### Required work:
Copy out all lines of the records in which the word "title" appears.

### Given entries:
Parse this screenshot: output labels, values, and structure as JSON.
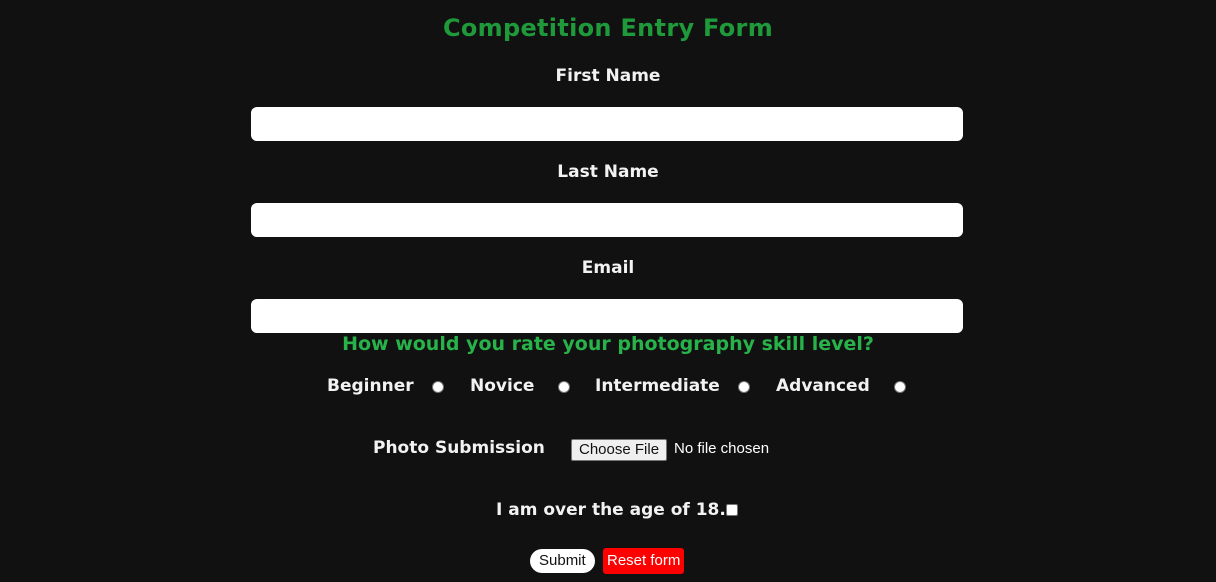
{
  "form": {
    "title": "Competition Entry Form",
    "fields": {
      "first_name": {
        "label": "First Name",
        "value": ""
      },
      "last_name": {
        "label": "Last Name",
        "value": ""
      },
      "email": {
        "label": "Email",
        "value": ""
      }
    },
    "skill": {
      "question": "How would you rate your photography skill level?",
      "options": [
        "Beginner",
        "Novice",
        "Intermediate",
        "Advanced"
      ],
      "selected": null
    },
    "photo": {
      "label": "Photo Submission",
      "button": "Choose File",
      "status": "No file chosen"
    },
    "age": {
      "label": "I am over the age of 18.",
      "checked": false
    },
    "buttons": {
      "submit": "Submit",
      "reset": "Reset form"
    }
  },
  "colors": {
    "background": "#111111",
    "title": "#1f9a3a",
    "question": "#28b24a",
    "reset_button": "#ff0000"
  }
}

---

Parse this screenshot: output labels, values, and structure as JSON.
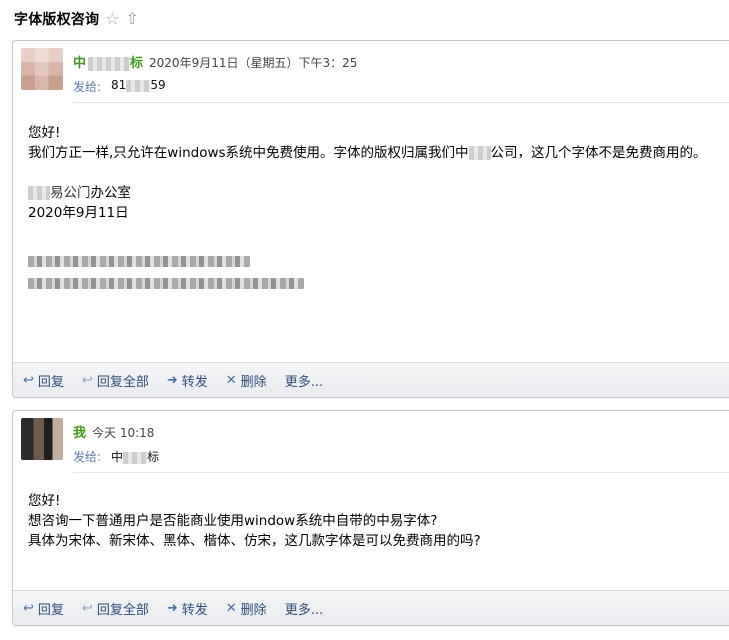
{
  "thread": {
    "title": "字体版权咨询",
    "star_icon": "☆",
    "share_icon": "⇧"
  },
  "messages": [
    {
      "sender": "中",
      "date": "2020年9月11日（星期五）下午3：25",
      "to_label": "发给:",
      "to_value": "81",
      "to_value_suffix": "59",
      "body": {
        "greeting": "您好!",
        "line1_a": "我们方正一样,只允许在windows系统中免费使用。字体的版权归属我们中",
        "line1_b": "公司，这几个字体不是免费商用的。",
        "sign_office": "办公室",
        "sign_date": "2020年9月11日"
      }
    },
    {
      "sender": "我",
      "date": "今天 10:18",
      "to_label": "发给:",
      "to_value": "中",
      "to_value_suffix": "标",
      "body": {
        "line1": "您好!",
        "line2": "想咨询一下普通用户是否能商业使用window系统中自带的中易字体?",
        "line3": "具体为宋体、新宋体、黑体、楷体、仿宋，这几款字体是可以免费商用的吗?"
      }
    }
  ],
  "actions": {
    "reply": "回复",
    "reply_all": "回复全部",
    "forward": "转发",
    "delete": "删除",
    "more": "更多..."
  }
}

### Task result:
    "title": "Competition Entry Form",
    "title": "#1f9a3a",
    "title": "字体版权咨询",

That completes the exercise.